Viral gastroenteritis is a common infection of the stomach and intestines that results in vomiting and diarrhoea. It can be caused by a number of different viruses, such as rotavirus and norovirus (previously known as Norwalk-like virus). There are many other causes of gastroenteritis including bacteria, toxins, parasites, and some non-infectious diseases.
The main symptoms of viral gastroenteritis are vomiting and watery diarrhoea. Other symptoms may include nausea, fever, abdominal pain, headache, and muscle aches. Dehydration can follow. Symptoms can take between one and three days to develop and usually last between one and two days, sometimes longer.
Viral gastroenteritis is highly infectious and is spread by the vomit or faeces of an infected person through:
Infection may also be spread through aerosolised particles when people vomit.
In most cases, spread occurs from a person who has symptoms. Some people can pass on the infection without symptoms, particularly in the first 48 hours after recovery.
Viral gastroenteritis can affect people of all ages.
After using the toilet, changing nappies, and before eating or preparing food, wash your hands thoroughly with soap and running water for at least 10 seconds and dry them with a clean towel.
A diagnosis of viral gastroenteritis is usually based on the person's symptoms. Laboratory confirmation is important during outbreaks, and involves testing samples of stool (faeces).
There is no specific treatment for viral gastroenteritis except rest and drinking plenty of fluids. Most people will recover without complications. However, viral gastroenteritis can be serious infants, people with suppressed immune systems and the elderly.
People with vomiting or diarrhoea should:
People caring for those with gastroenteritis should wash hands thoroughly with soap and running water after any contact with the sick person. Cleaning soiled surfaces and clothing reduces further spread of the virus.
When cleaning up vomit or faeces:
Outbreaks of viral gastroenteritis increase in winter and are common within families and group settings including nursing homes, hospitals, childcare centres, and schools. Doctors and hospitals are required to notify their local public health unit whenever there are at least two cases of gastroenteritis that are linked.

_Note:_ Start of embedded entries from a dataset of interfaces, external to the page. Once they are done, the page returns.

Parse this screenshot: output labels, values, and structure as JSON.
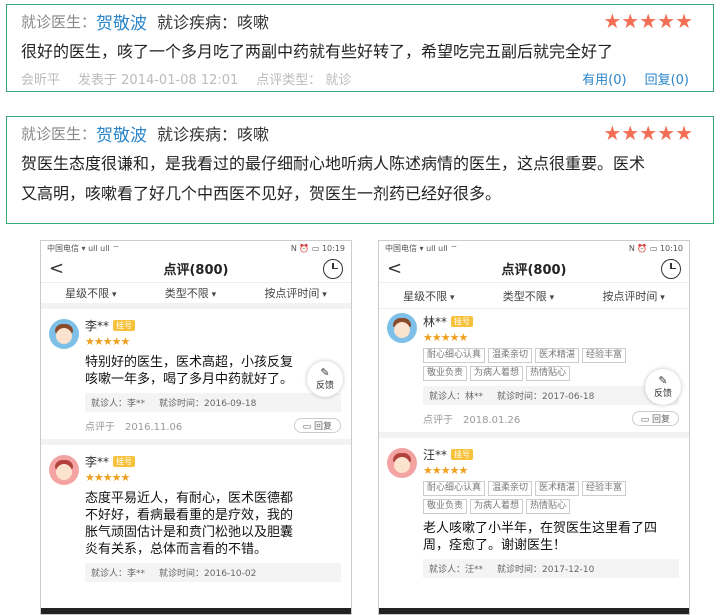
{
  "card1": {
    "doctor_label": "就诊医生：",
    "doctor_name": "贺敬波",
    "disease": "就诊疾病：咳嗽",
    "stars": "★★★★★",
    "content": "很好的医生，咳了一个多月吃了两副中药就有些好转了，希望吃完五副后就完全好了",
    "meta_author": "会昕平",
    "meta_date": "发表于 2014-01-08 12:01",
    "meta_type": "点评类型： 就诊",
    "useful": "有用(0)",
    "reply": "回复(0)"
  },
  "card2": {
    "doctor_label": "就诊医生：",
    "doctor_name": "贺敬波",
    "disease": "就诊疾病：咳嗽",
    "stars": "★★★★★",
    "content_line1": "贺医生态度很谦和，是我看过的最仔细耐心地听病人陈述病情的医生，这点很重要。医术",
    "content_line2": "又高明，咳嗽看了好几个中西医不见好，贺医生一剂药已经好很多。"
  },
  "phones": [
    {
      "status_left": "中国电信 ▾ ull ull ⌔",
      "status_right": "N ⏰ ▭ 10:19",
      "back": "<",
      "title": "点评(800)",
      "filters": [
        "星级不限",
        "类型不限",
        "按点评时间"
      ],
      "feedback": "反馈",
      "reviews": [
        {
          "avatar": "male",
          "name": "李**",
          "badge": "挂号",
          "stars": "★★★★★",
          "text": "特别好的医生，医术高超，小孩反复咳嗽一年多，喝了多月中药就好了。",
          "visitor": "就诊人：李**",
          "visit_time": "就诊时间：2016-09-18",
          "date": "点评于　2016.11.06",
          "reply": "回复",
          "tags": []
        },
        {
          "avatar": "female",
          "name": "李**",
          "badge": "挂号",
          "stars": "★★★★★",
          "text": "态度平易近人，有耐心，医术医德都不好好，看病最看重的是疗效，我的胀气顽固估计是和贲门松弛以及胆囊炎有关系，总体而言看的不错。",
          "visitor": "就诊人：李**",
          "visit_time": "就诊时间：2016-10-02",
          "date": "",
          "reply": "",
          "tags": []
        }
      ]
    },
    {
      "status_left": "中国电信 ▾ ull ull ⌔",
      "status_right": "N ⏰ ▭ 10:10",
      "back": "<",
      "title": "点评(800)",
      "filters": [
        "星级不限",
        "类型不限",
        "按点评时间"
      ],
      "feedback": "反馈",
      "reviews": [
        {
          "avatar": "male",
          "name": "林**",
          "badge": "挂号",
          "stars": "★★★★★",
          "text": "",
          "tags": [
            "耐心细心认真",
            "温柔亲切",
            "医术精湛",
            "经验丰富",
            "敬业负责",
            "为病人着想",
            "热情贴心"
          ],
          "visitor": "就诊人：林**",
          "visit_time": "就诊时间：2017-06-18",
          "date": "点评于　2018.01.26",
          "reply": "回复"
        },
        {
          "avatar": "female",
          "name": "汪**",
          "badge": "挂号",
          "stars": "★★★★★",
          "text": "老人咳嗽了小半年，在贺医生这里看了四周，痊愈了。谢谢医生！",
          "tags": [
            "耐心细心认真",
            "温柔亲切",
            "医术精湛",
            "经验丰富",
            "敬业负责",
            "为病人着想",
            "热情贴心"
          ],
          "visitor": "就诊人：汪**",
          "visit_time": "就诊时间：2017-12-10",
          "date": "",
          "reply": ""
        }
      ]
    }
  ]
}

Public health units are able to:
For further information call your local Public Health Unit on 1300 066 055.